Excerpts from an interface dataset
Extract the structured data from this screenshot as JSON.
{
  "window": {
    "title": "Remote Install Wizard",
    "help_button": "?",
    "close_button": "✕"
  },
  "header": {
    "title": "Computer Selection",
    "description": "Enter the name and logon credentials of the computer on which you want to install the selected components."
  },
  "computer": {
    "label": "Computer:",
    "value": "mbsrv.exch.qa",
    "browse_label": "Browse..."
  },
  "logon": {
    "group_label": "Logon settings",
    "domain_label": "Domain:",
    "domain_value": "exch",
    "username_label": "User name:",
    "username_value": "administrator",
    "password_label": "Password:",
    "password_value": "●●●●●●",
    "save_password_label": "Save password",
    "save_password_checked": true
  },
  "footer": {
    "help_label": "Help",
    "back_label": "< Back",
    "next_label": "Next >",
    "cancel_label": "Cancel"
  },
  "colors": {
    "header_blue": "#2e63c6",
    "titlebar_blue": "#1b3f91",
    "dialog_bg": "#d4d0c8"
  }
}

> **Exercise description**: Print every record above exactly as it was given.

> **Exercise result**:
Extract the structured data from this screenshot as JSON.
{
  "window": {
    "title": "Remote Install Wizard",
    "help_button": "?",
    "close_button": "✕"
  },
  "header": {
    "title": "Computer Selection",
    "description": "Enter the name and logon credentials of the computer on which you want to install the selected components."
  },
  "computer": {
    "label": "Computer:",
    "value": "mbsrv.exch.qa",
    "browse_label": "Browse..."
  },
  "logon": {
    "group_label": "Logon settings",
    "domain_label": "Domain:",
    "domain_value": "exch",
    "username_label": "User name:",
    "username_value": "administrator",
    "password_label": "Password:",
    "password_value": "●●●●●●",
    "save_password_label": "Save password",
    "save_password_checked": true
  },
  "footer": {
    "help_label": "Help",
    "back_label": "< Back",
    "next_label": "Next >",
    "cancel_label": "Cancel"
  },
  "colors": {
    "header_blue": "#2e63c6",
    "titlebar_blue": "#1b3f91",
    "dialog_bg": "#d4d0c8"
  }
}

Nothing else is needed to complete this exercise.